In California especially but also, if to a degree less-pronounced, throughout America a new trend is arising: deferring or permanently putting off, i.e. not having, kids. I am writing about this trend for two reasons: first, a world without kids scares the life out of me. Second, I wish to advance the notion that a child is not a thing, like a house or a car or a Ski-Doo, that one expects to be able to accessorize at a certain income level. Those items are useful or, in the case of the Ski-Doo amusing. A kid, conversely, is a remarkable blessing and a constant reminder to do better.
My thinking about this all started in roughly 1990 in the backseat of a car. I was sharing a cab with a new acquaintance who then taught at Rutgers University in New Jersey. A German with perfect English, she minced no words. “So, I see” [but she meant ‘hear’] “that you have children, qvite [so she pronounced quite] a lot of them.” (We had three at the time.) “They must be very pleasurable.” Now kids are a lot of things, but pleasurable is not exactly at the top of the adjective pile used to describe them.
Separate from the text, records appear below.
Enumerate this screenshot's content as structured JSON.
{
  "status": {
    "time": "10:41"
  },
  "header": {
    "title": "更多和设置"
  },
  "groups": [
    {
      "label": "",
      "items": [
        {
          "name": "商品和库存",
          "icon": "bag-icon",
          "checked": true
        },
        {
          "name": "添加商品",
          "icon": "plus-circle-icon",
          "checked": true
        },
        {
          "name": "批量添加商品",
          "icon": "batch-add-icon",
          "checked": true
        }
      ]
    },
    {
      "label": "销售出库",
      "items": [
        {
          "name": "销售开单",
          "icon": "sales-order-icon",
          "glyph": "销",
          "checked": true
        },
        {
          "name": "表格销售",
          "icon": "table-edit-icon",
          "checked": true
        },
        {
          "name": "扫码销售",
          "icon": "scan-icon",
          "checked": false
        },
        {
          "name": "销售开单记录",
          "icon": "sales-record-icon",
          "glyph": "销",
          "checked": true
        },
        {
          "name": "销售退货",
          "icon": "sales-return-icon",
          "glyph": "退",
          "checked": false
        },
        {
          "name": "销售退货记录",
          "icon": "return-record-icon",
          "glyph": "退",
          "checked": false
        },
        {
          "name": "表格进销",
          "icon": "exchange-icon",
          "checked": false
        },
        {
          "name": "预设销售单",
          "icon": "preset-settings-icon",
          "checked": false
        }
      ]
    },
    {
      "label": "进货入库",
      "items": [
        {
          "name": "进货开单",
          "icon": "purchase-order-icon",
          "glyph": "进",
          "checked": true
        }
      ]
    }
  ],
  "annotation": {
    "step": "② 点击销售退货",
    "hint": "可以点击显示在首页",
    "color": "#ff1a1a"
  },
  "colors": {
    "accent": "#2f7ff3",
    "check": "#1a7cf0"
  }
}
They are challenging, delightful, cute, mischievous, even highly innovative. They bring joy and, sometimes, sadness, hope and disappointment, laughter and tears. But pleasure? And no, the acquaintance in question did not then, obviously, nor did she ever, to my knowledge, have any kids. And if she were looking for pleasure, perhaps it is good thing she never did have kids, for pleasure is, more or less, what a Ski-Doo is for.
But why is a world without kids scary? Here’s why: kids are the only sensible people left on the planet. They are, it seems more and more these days, the only folks who will actually admit they are wrong when they are and say that they are sorry. They express love the right way. They are sincere, cute, and affectionate. They know how to play appropriately. They genuinely like each other. They don’t see color or think in terms of race or other ethno-socio-political differences. They are great. They are adults’ best role models.
Yet people want children less and less. Or if they want them, they want them like they want a Ski-Doo. They want them for the wrong reasons. And, I am sorry to say, they treat them like a Ski-Doo, too, pulling them out from time to time for fun, but then just putting them back on the shelf—in the case of the Ski-Doo a rather sturdy shelf, I suppose—until the next time. The idea of a family qua sacred bond, nurturing trust, blessed haven—that ideal is fading fast. And it is doing so in the name of economic prosperity, aka lucre, filthy lucre, and, ultimately, pleasure. Money can’t buy you love—I heard that somewhere—but it can buy you a Ski-Doo. A kid can do, and indeed is, much more.